A recent addition to my class from a small mountain town, Marianne was just a wisp of a child, small and thin, with blue-green eyes and light brown hair that was often stringy and oily. She wore what seemed like the same pair of jeans every day, and she alternated with three or four grubby tee shirts. When she turned up on School Picture Day with her usual outfit, I decided that I had to do something.
Because my own daughter was just one year younger, I thought I could find Marianne some nicer clothes in her closet at home. That evening we carefully chose a few outfits to give away, and my daughter was actually quite happy at the thought of helping someone in need. I put everything in a simple white trash bag for the next day.
When I gave the clothes to Marianne after class, she seemed pleased. I told her that my own daughter had outgrown them (she had not) and that I hoped she could use them.
I was anxious to see her cheerfully prancing around in one of the outfits, but that is NOT what awaited me. She appeared at my classroom door the next morning with the white trash bag, and she quietly told me that her mother would not permit her to keep the clothes. I watched for signs of tears or sadness, but there were none—just stone-cold ice.
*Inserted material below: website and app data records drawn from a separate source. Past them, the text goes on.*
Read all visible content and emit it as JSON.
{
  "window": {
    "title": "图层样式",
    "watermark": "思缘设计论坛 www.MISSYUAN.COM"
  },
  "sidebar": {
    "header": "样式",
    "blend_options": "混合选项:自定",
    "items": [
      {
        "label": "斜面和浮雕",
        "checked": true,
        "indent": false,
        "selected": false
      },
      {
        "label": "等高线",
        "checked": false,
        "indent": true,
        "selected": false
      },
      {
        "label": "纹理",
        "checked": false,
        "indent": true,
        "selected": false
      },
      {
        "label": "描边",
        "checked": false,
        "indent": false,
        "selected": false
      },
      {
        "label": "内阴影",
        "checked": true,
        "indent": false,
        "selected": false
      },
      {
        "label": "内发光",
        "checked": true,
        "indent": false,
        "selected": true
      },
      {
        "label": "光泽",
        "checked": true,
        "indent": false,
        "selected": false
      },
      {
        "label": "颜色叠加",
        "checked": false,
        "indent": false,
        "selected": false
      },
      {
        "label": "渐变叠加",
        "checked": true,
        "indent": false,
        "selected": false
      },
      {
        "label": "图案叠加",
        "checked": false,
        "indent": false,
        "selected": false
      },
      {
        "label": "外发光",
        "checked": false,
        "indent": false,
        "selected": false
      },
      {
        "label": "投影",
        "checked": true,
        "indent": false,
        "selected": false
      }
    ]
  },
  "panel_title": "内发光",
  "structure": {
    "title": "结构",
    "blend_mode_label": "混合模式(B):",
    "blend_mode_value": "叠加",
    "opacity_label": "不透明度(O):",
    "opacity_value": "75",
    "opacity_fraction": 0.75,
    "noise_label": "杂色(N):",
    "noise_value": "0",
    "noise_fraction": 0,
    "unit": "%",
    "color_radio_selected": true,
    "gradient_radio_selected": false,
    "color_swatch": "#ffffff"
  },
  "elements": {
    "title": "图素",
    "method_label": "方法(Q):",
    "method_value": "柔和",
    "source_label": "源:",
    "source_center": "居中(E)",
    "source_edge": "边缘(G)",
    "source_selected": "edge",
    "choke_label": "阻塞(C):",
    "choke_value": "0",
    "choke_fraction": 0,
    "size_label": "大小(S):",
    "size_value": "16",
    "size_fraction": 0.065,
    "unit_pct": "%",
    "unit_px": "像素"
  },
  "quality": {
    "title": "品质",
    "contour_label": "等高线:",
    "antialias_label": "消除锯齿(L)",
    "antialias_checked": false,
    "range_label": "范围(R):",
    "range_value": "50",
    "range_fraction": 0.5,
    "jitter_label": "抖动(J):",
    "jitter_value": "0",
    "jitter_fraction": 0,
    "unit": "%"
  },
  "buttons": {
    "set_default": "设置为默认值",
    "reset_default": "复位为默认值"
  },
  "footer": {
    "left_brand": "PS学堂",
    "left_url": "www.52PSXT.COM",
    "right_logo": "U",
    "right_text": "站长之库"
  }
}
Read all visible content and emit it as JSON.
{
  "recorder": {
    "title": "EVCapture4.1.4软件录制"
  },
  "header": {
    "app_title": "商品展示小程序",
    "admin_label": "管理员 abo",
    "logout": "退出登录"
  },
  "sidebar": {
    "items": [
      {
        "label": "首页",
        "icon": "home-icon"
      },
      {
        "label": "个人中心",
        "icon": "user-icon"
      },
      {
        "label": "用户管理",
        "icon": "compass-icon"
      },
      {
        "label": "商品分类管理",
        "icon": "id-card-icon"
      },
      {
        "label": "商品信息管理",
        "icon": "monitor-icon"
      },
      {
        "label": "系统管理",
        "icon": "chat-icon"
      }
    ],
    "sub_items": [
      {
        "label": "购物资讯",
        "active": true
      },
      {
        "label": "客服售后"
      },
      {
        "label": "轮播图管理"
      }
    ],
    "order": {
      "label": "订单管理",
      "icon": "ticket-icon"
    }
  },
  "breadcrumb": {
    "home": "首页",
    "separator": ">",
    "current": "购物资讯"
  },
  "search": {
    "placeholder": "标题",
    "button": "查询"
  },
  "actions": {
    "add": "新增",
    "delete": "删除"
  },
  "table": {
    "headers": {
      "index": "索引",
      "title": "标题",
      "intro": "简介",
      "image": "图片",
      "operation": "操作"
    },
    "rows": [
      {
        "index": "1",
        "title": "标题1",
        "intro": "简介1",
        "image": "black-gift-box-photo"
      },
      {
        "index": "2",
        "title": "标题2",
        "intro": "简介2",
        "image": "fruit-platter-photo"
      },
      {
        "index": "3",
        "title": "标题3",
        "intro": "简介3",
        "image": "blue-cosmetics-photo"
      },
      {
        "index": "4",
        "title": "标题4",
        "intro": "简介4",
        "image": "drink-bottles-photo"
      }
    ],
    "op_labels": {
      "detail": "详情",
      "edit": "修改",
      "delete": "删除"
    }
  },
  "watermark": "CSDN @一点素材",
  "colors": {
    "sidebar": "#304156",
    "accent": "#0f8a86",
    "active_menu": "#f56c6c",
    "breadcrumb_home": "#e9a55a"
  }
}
When I think about how happy she seemed about the clothes the day before, I decided that I had probably set her up for a great disappointment. Family pride, my guess. A culture of not accepting help, maybe. I didn’t want to think it might be anything worse. We had no counselor. No social worker. No home phone was available. No parental contact with school. My heart still breaks when I think of this of this episode in my first year as a reading specialist.
But I did learn a valuable lesson about my very poor students and the various cultures that they experience when not in school. I taught children from all races and many ethnic groups, with 80% being below the poverty level. I decided then and there that I would work my hardest to teach these struggling readers to learn to read in school, and, hopefully, to also enjoy reading. It is my heartfelt belief that being able to read will enable them to change their lives if they so choose, no matter what their stage of life. It is the best gift I could ever give them.
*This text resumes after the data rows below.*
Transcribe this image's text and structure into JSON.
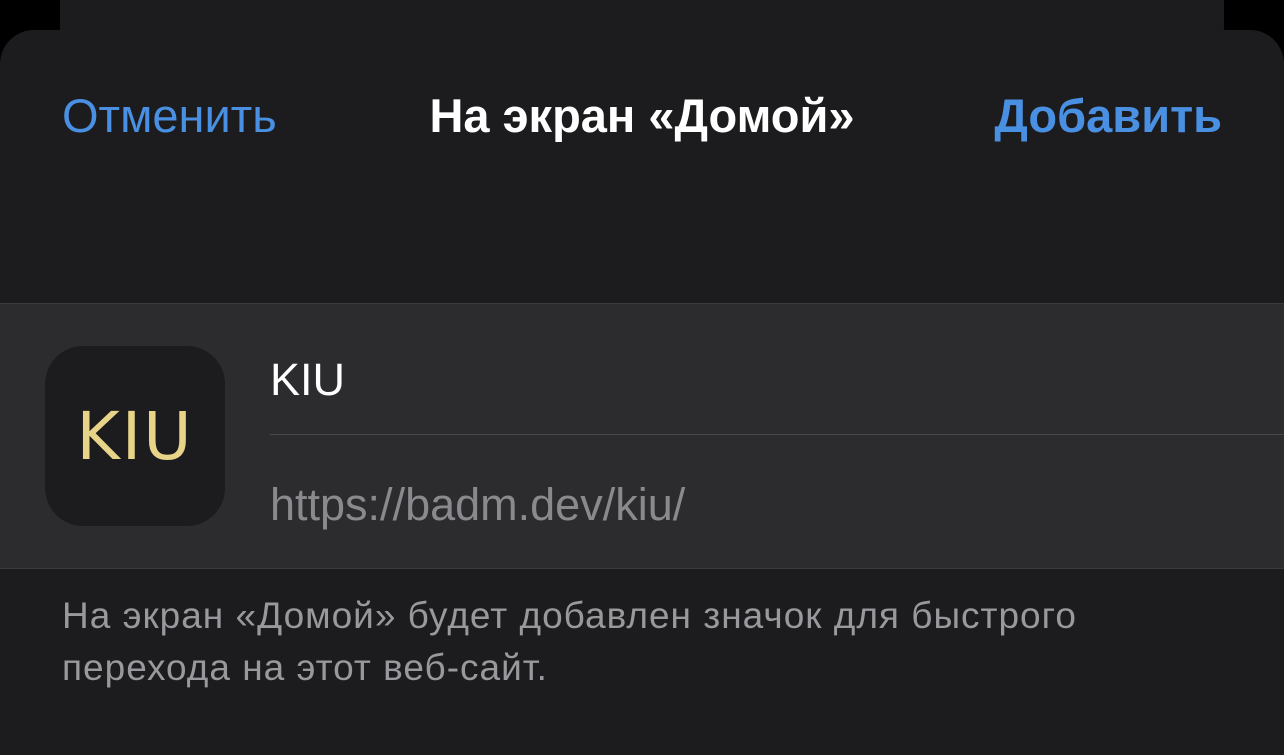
{
  "nav": {
    "cancel_label": "Отменить",
    "title": "На экран «Домой»",
    "add_label": "Добавить"
  },
  "bookmark": {
    "icon_text": "KIU",
    "name": "KIU",
    "url": "https://badm.dev/kiu/"
  },
  "footnote": {
    "line1": "На экран «Домой» будет добавлен значок для быстрого",
    "line2": "перехода на этот веб-сайт."
  },
  "colors": {
    "accent": "#4a90e2",
    "background": "#1c1c1e",
    "card": "#2c2c2e",
    "icon_text": "#e8d489"
  }
}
My own teachers inspired me years ago with the patriotic idea of the American melting pot. It feels ingrained in my DNA. I spent countless hours and dollars at Borders book store on Friday nights searching for enjoyable books to enlarge horizons about other cultures—books that my students could borrow and read by themselves. We had books and reward parties with Irish, Chinese, Italian, Mexican, African, and, of course, American, music. When other teachers would moan about the lives in poverty that these poor children had to endure, it only strengthened my resolve to educate them about people and places foreign to them.
This experience, and others, taught me that my students’ “cultures” are complicated, and they do have profound effects. Certain longtime practices, stereotypes, emotional and social contexts, reactions to poverty and to change are also complex. My small touch cannot really alter their home cultures, but, hopefully, being able to read will open doors for them when they do knock.
To read about my worldwide travels, see my previous post:
For many effective tips and enjoyable practice materials for struggling readers, check out my website:
© Reading Spotlight 2021
Here are some interesting posts about education by and for my friends at TBOTEMC: